• Forgot to metion my code was in java. long in java is 64-bit integer.

• Why sqrt(x) 's is at most 15 bits? For example, 2^30 makes sqrt(x) 2^15, which requires 16 bits to represent.

• What I meant is sqrt(x)'s most significant bit is at most 2^15. Also, you mentioned "2^30 makes sqrt(x) 2^15", this is true. But (2^15 + 2^14 + 2^13 + ... + 2^0)^2 is actually a negtive number (11111111111111100000000000000001) as highest bit is 1. That means MAX_INT could be represented with a number N, where N's most significant bit is 2^15.

• I have change my answer to avoid confusion.
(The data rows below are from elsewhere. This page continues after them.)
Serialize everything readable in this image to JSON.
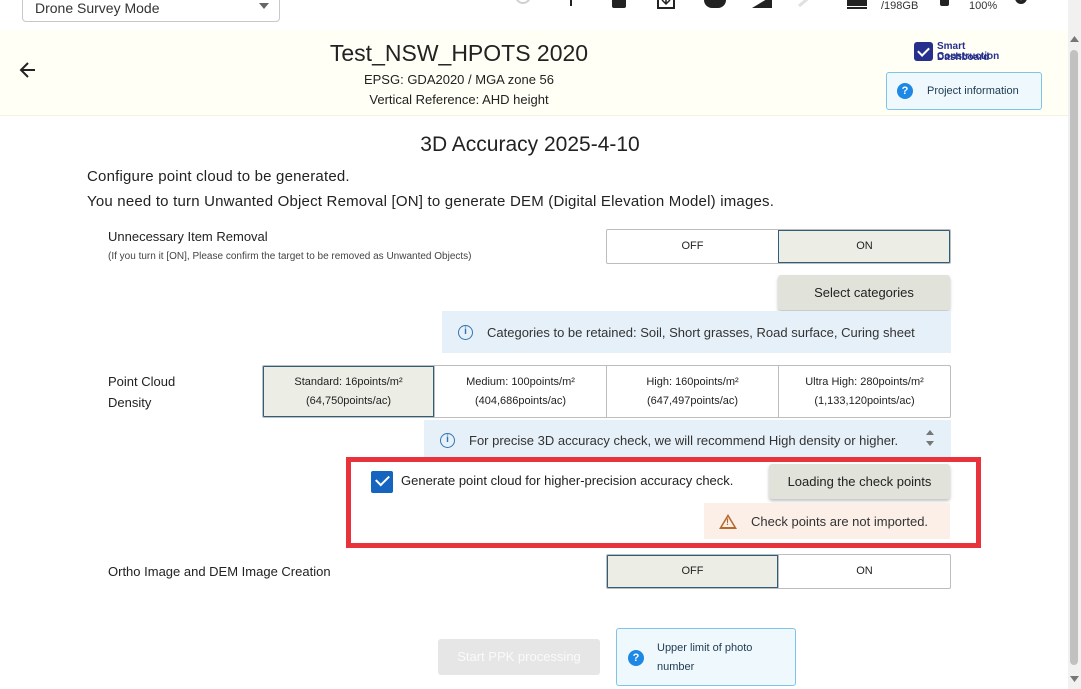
{
  "toolbar": {
    "mode_select": "Drone Survey Mode",
    "storage": "/198GB",
    "zoom": "100%"
  },
  "header": {
    "project_title": "Test_NSW_HPOTS 2020",
    "epsg": "EPSG: GDA2020 / MGA zone 56",
    "vertical_reference": "Vertical Reference: AHD height",
    "logo_line1": "Smart Construction",
    "logo_line2": "Dashboard",
    "project_info_label": "Project information"
  },
  "main": {
    "title": "3D Accuracy 2025-4-10",
    "intro_line1": "Configure point cloud to be generated.",
    "intro_line2": "You need to turn Unwanted Object Removal [ON] to generate DEM (Digital Elevation Model) images.",
    "removal": {
      "label": "Unnecessary Item Removal",
      "note": "(If you turn it [ON], Please confirm the target to be removed as Unwanted Objects)",
      "options": [
        "OFF",
        "ON"
      ],
      "selected": "ON",
      "select_categories_label": "Select categories",
      "categories_info": "Categories to be retained: Soil, Short grasses, Road surface, Curing sheet"
    },
    "density": {
      "label_line1": "Point Cloud",
      "label_line2": "Density",
      "options": [
        {
          "line1": "Standard: 16points/m²",
          "line2": "(64,750points/ac)"
        },
        {
          "line1": "Medium: 100points/m²",
          "line2": "(404,686points/ac)"
        },
        {
          "line1": "High: 160points/m²",
          "line2": "(647,497points/ac)"
        },
        {
          "line1": "Ultra High: 280points/m²",
          "line2": "(1,133,120points/ac)"
        }
      ],
      "selected": "Standard: 16points/m²",
      "info": "For precise 3D accuracy check, we will recommend High density or higher."
    },
    "precision": {
      "checkbox_label": "Generate point cloud for higher-precision accuracy check.",
      "checked": true,
      "load_button": "Loading the check points",
      "warning": "Check points are not imported."
    },
    "ortho": {
      "label": "Ortho Image and DEM Image Creation",
      "options": [
        "OFF",
        "ON"
      ],
      "selected": "OFF"
    },
    "start_button": "Start PPK processing",
    "upper_limit_line1": "Upper limit of photo",
    "upper_limit_line2": "number"
  },
  "icons": {
    "question": "?",
    "info": "i"
  },
  "colors": {
    "accent_blue": "#1565c0",
    "highlight_red": "#e8323c",
    "selected_bg": "#ecede4",
    "info_bg": "#e6f0f8",
    "warning_bg": "#fbefe8"
  }
}
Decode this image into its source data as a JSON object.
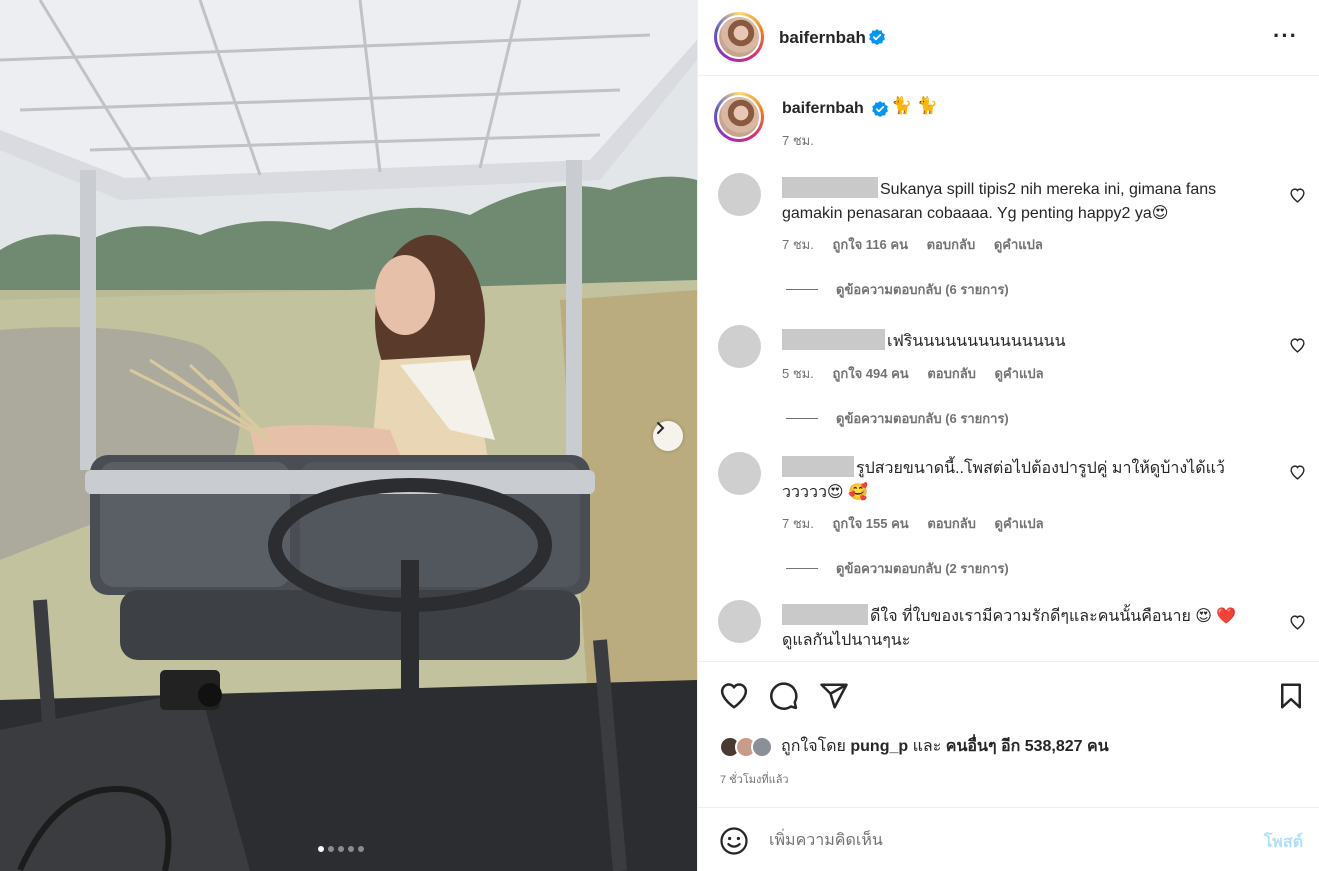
{
  "post": {
    "username": "baifernbah",
    "caption_emoji": "🐈 🐈",
    "caption_time": "7 ชม."
  },
  "comments": [
    {
      "text": "Sukanya spill tipis2 nih mereka ini, gimana fans gamakin penasaran cobaaaa. Yg penting happy2 ya😍",
      "time": "7 ชม.",
      "likes": "ถูกใจ 116 คน",
      "reply": "ตอบกลับ",
      "translate": "ดูคำแปล",
      "view_replies": "ดูข้อความตอบกลับ (6 รายการ)"
    },
    {
      "text": "เฟรินนนนนนนนนนนนนน",
      "time": "5 ชม.",
      "likes": "ถูกใจ 494 คน",
      "reply": "ตอบกลับ",
      "translate": "ดูคำแปล",
      "view_replies": "ดูข้อความตอบกลับ (6 รายการ)"
    },
    {
      "text": "รูปสวยขนาดนี้..โพสต่อไปต้องปารูปคู่ มาให้ดูบ้างได้แว้ววววว😍 🥰",
      "time": "7 ชม.",
      "likes": "ถูกใจ 155 คน",
      "reply": "ตอบกลับ",
      "translate": "ดูคำแปล",
      "view_replies": "ดูข้อความตอบกลับ (2 รายการ)"
    },
    {
      "text": "ดีใจ ที่ใบของเรามีความรักดีๆและคนนั้นคือนาย 😍 ❤️ ดูแลกันไปนานๆนะ"
    }
  ],
  "likes": {
    "prefix": "ถูกใจโดย",
    "user": "pung_p",
    "middle": "และ",
    "others": "คนอื่นๆ อีก 538,827 คน"
  },
  "posted_time": "7 ชั่วโมงที่แล้ว",
  "add_comment": {
    "placeholder": "เพิ่มความคิดเห็น",
    "post_label": "โพสต์"
  },
  "colors": {
    "verified": "#0095f6",
    "post_button_disabled": "#b2dffc",
    "secondary_text": "#737373"
  },
  "carousel": {
    "total": 5,
    "current": 1
  }
}
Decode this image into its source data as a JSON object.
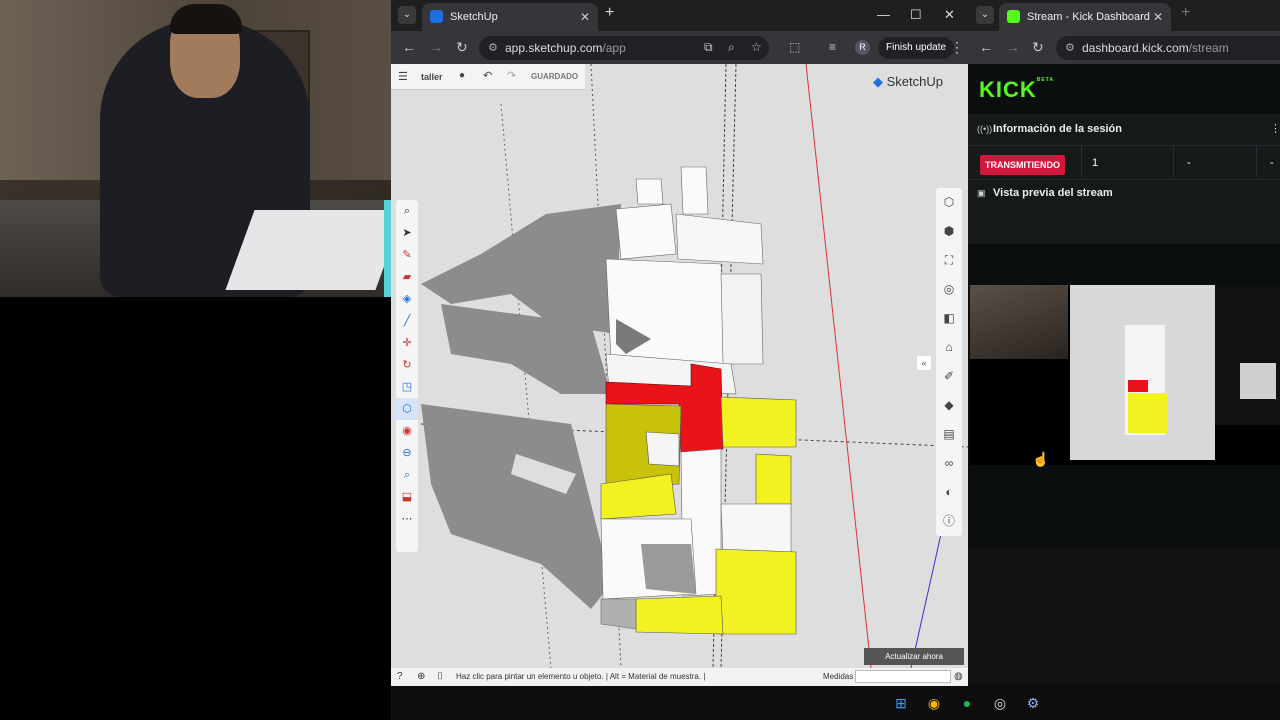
{
  "browser_left": {
    "tab_title": "SketchUp",
    "url_prefix": "app.sketchup.com",
    "url_path": "/app",
    "finish_update": "Finish update",
    "profile_letter": "R"
  },
  "sketchup": {
    "project_name": "taller",
    "saved_status": "GUARDADO",
    "brand": "SketchUp",
    "status_hint": "Haz clic para pintar un elemento u objeto. | Alt = Material de muestra. |",
    "measurements_label": "Medidas",
    "update_now": "Actualizar ahora",
    "left_tools": [
      "search-icon",
      "select-icon",
      "pencil-icon",
      "eraser-icon",
      "paint-bucket-icon",
      "line-icon",
      "move-icon",
      "rotate-icon",
      "scale-icon",
      "push-pull-icon",
      "tape-measure-icon",
      "orbit-icon",
      "zoom-icon",
      "section-icon",
      "more-icon"
    ],
    "right_panels": [
      "entity-info-icon",
      "components-icon",
      "materials-icon",
      "styles-icon",
      "layers-icon",
      "scenes-icon",
      "outliner-icon",
      "display-icon",
      "instructor-icon",
      "glasses-icon",
      "shadows-icon",
      "info-icon"
    ]
  },
  "browser_right": {
    "tab_title": "Stream - Kick Dashboard",
    "url_prefix": "dashboard.kick.com",
    "url_path": "/stream"
  },
  "kick": {
    "logo": "KICK",
    "logo_beta": "BETA",
    "session_info": "Información de la sesión",
    "live_badge": "TRANSMITIENDO",
    "viewers": "1",
    "stat2": "-",
    "stat3": "-",
    "stream_preview": "Vista previa del stream"
  },
  "taskbar": {
    "icons": [
      "windows-start-icon",
      "chrome-icon",
      "spotify-icon",
      "obs-icon",
      "settings-icon"
    ]
  },
  "colors": {
    "kick_green": "#53fc18",
    "live_red": "#d2173c",
    "model_red": "#e8141a",
    "model_yellow": "#f2f221"
  }
}
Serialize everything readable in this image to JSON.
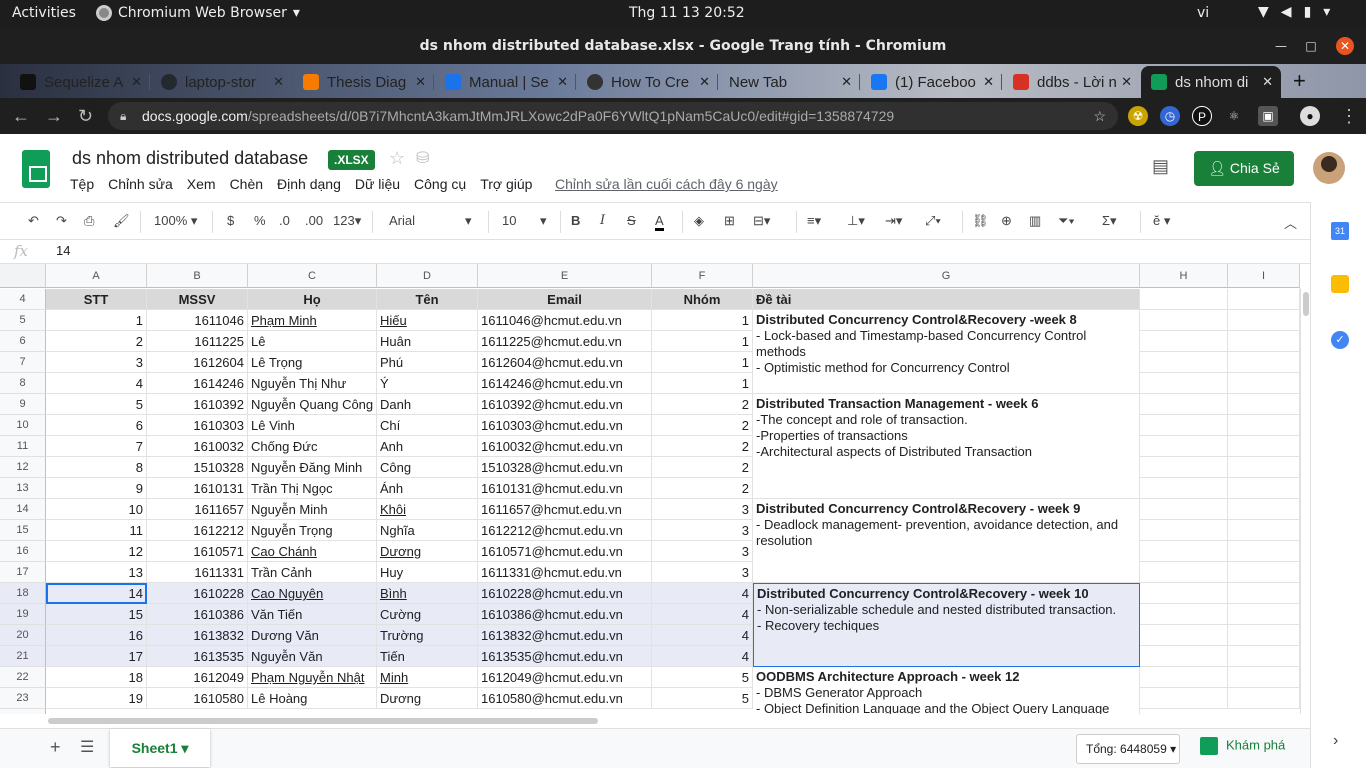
{
  "os": {
    "activities": "Activities",
    "app_name": "Chromium Web Browser",
    "clock": "Thg 11 13  20:52",
    "lang": "vi"
  },
  "window": {
    "title": "ds nhom distributed database.xlsx - Google Trang tính - Chromium"
  },
  "tabs": [
    {
      "label": "Sequelize A",
      "color": "#111111"
    },
    {
      "label": "laptop-stor",
      "color": "#24292e"
    },
    {
      "label": "Thesis Diag",
      "color": "#f57c00"
    },
    {
      "label": "Manual | Se",
      "color": "#1a73e8"
    },
    {
      "label": "How To Cre",
      "color": "#333333"
    },
    {
      "label": "New Tab",
      "color": ""
    },
    {
      "label": "(1) Faceboo",
      "color": "#1877f2"
    },
    {
      "label": "ddbs - Lời n",
      "color": "#d93025"
    },
    {
      "label": "ds nhom di",
      "color": "#0f9d58"
    }
  ],
  "url": {
    "host": "docs.google.com",
    "path": "/spreadsheets/d/0B7i7MhcntA3kamJtMmJRLXowc2dPa0F6YWltQ1pNam5CaUc0/edit#gid=1358874729"
  },
  "doc": {
    "title": "ds nhom distributed database",
    "badge": ".XLSX",
    "menus": [
      "Tệp",
      "Chỉnh sửa",
      "Xem",
      "Chèn",
      "Định dạng",
      "Dữ liệu",
      "Công cụ",
      "Trợ giúp"
    ],
    "last_edit": "Chỉnh sửa lần cuối cách đây 6 ngày",
    "share": "Chia Sẻ"
  },
  "toolbar": {
    "zoom": "100%",
    "currency": "$",
    "percent": "%",
    "dec_less": ".0",
    "dec_more": ".00",
    "more_formats": "123",
    "font": "Arial",
    "size": "10"
  },
  "formula": {
    "value": "14"
  },
  "columns": [
    "A",
    "B",
    "C",
    "D",
    "E",
    "F",
    "G",
    "H",
    "I"
  ],
  "header_row": {
    "row": "4",
    "stt": "STT",
    "mssv": "MSSV",
    "ho": "Họ",
    "ten": "Tên",
    "email": "Email",
    "nhom": "Nhóm",
    "detai": "Đề tài"
  },
  "rows": [
    {
      "r": "5",
      "stt": "1",
      "mssv": "1611046",
      "ho": "Phạm Minh",
      "ten": "Hiếu",
      "email": "1611046@hcmut.edu.vn",
      "nhom": "1"
    },
    {
      "r": "6",
      "stt": "2",
      "mssv": "1611225",
      "ho": "Lê",
      "ten": "Huân",
      "email": "1611225@hcmut.edu.vn",
      "nhom": "1"
    },
    {
      "r": "7",
      "stt": "3",
      "mssv": "1612604",
      "ho": "Lê Trọng",
      "ten": "Phú",
      "email": "1612604@hcmut.edu.vn",
      "nhom": "1"
    },
    {
      "r": "8",
      "stt": "4",
      "mssv": "1614246",
      "ho": "Nguyễn Thị Như",
      "ten": "Ý",
      "email": "1614246@hcmut.edu.vn",
      "nhom": "1"
    },
    {
      "r": "9",
      "stt": "5",
      "mssv": "1610392",
      "ho": "Nguyễn Quang Công",
      "ten": "Danh",
      "email": "1610392@hcmut.edu.vn",
      "nhom": "2"
    },
    {
      "r": "10",
      "stt": "6",
      "mssv": "1610303",
      "ho": "Lê Vinh",
      "ten": "Chí",
      "email": "1610303@hcmut.edu.vn",
      "nhom": "2"
    },
    {
      "r": "11",
      "stt": "7",
      "mssv": "1610032",
      "ho": "Chống Đức",
      "ten": "Anh",
      "email": "1610032@hcmut.edu.vn",
      "nhom": "2"
    },
    {
      "r": "12",
      "stt": "8",
      "mssv": "1510328",
      "ho": "Nguyễn Đăng Minh",
      "ten": "Công",
      "email": "1510328@hcmut.edu.vn",
      "nhom": "2"
    },
    {
      "r": "13",
      "stt": "9",
      "mssv": "1610131",
      "ho": "Trần Thị Ngọc",
      "ten": "Ánh",
      "email": "1610131@hcmut.edu.vn",
      "nhom": "2"
    },
    {
      "r": "14",
      "stt": "10",
      "mssv": "1611657",
      "ho": "Nguyễn Minh",
      "ten": "Khôi",
      "email": "1611657@hcmut.edu.vn",
      "nhom": "3"
    },
    {
      "r": "15",
      "stt": "11",
      "mssv": "1612212",
      "ho": "Nguyễn Trọng",
      "ten": "Nghĩa",
      "email": "1612212@hcmut.edu.vn",
      "nhom": "3"
    },
    {
      "r": "16",
      "stt": "12",
      "mssv": "1610571",
      "ho": "Cao Chánh",
      "ten": "Dương",
      "email": "1610571@hcmut.edu.vn",
      "nhom": "3"
    },
    {
      "r": "17",
      "stt": "13",
      "mssv": "1611331",
      "ho": "Trần Cảnh",
      "ten": "Huy",
      "email": "1611331@hcmut.edu.vn",
      "nhom": "3"
    },
    {
      "r": "18",
      "stt": "14",
      "mssv": "1610228",
      "ho": "Cao Nguyên",
      "ten": "Bình",
      "email": "1610228@hcmut.edu.vn",
      "nhom": "4"
    },
    {
      "r": "19",
      "stt": "15",
      "mssv": "1610386",
      "ho": "Văn Tiến",
      "ten": "Cường",
      "email": "1610386@hcmut.edu.vn",
      "nhom": "4"
    },
    {
      "r": "20",
      "stt": "16",
      "mssv": "1613832",
      "ho": "Dương Văn",
      "ten": "Trường",
      "email": "1613832@hcmut.edu.vn",
      "nhom": "4"
    },
    {
      "r": "21",
      "stt": "17",
      "mssv": "1613535",
      "ho": "Nguyễn Văn",
      "ten": "Tiến",
      "email": "1613535@hcmut.edu.vn",
      "nhom": "4"
    },
    {
      "r": "22",
      "stt": "18",
      "mssv": "1612049",
      "ho": "Phạm Nguyễn Nhật",
      "ten": "Minh",
      "email": "1612049@hcmut.edu.vn",
      "nhom": "5"
    },
    {
      "r": "23",
      "stt": "19",
      "mssv": "1610580",
      "ho": "Lê Hoàng",
      "ten": "Dương",
      "email": "1610580@hcmut.edu.vn",
      "nhom": "5"
    }
  ],
  "topics": [
    {
      "title": "Distributed Concurrency Control&Recovery -week 8",
      "lines": [
        "- Lock-based and Timestamp-based Concurrency Control methods",
        "- Optimistic method for Concurrency Control"
      ]
    },
    {
      "title": "Distributed Transaction Management - week 6",
      "lines": [
        "-The concept and role of transaction.",
        "-Properties of transactions",
        "-Architectural aspects of Distributed Transaction"
      ]
    },
    {
      "title": "Distributed Concurrency Control&Recovery - week 9",
      "lines": [
        "- Deadlock management- prevention, avoidance detection, and resolution"
      ]
    },
    {
      "title": "Distributed Concurrency Control&Recovery - week 10",
      "lines": [
        "- Non-serializable schedule and nested distributed transaction.",
        "- Recovery techiques"
      ]
    },
    {
      "title": "OODBMS Architecture Approach - week 12",
      "lines": [
        "- DBMS Generator Approach",
        "- Object Definition Language and the Object Query Language"
      ]
    }
  ],
  "bottom": {
    "sheet": "Sheet1",
    "sum": "Tổng: 6448059",
    "explore": "Khám phá"
  }
}
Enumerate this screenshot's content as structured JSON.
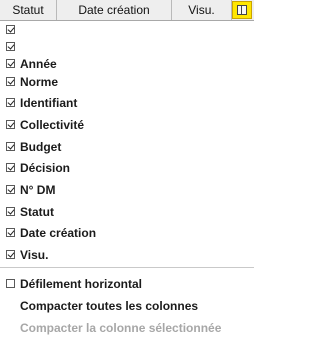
{
  "header": {
    "columns": [
      "Statut",
      "Date création",
      "Visu."
    ]
  },
  "menu": {
    "column_items": [
      {
        "label": "",
        "checked": true
      },
      {
        "label": "",
        "checked": true
      },
      {
        "label": "Année",
        "checked": true
      },
      {
        "label": "Norme",
        "checked": true
      },
      {
        "label": "Identifiant",
        "checked": true
      },
      {
        "label": "Collectivité",
        "checked": true
      },
      {
        "label": "Budget",
        "checked": true
      },
      {
        "label": "Décision",
        "checked": true
      },
      {
        "label": "N° DM",
        "checked": true
      },
      {
        "label": "Statut",
        "checked": true
      },
      {
        "label": "Date création",
        "checked": true
      },
      {
        "label": "Visu.",
        "checked": true
      }
    ],
    "horizontal_scroll_label": "Défilement horizontal",
    "compact_all_label": "Compacter toutes les colonnes",
    "compact_selected_label": "Compacter la colonne sélectionnée"
  }
}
• me too, but it works on my laptop.

• Pretty COOOOOOOOOOL!!!!

• there may be overflow while you are using (long)m * (long)m <= x.......long may be 4 bytes in some laptops(usually in 32-bit) and maybe 8 bytes in others (usually in 64-bit)

• 1l easily be missed with 11, maybe, 1L will be better. Nice solution. Thx

• all the answer ,yours is the earsiest to understand,and I have a conside:
(1<<h)<=x/(1<<h) to replace ((long)(l<<h)*(long)(l<<h)<=x).
what do you think??

Looks like your connection to LeetCode Discuss was lost, please wait while we try to reconnect.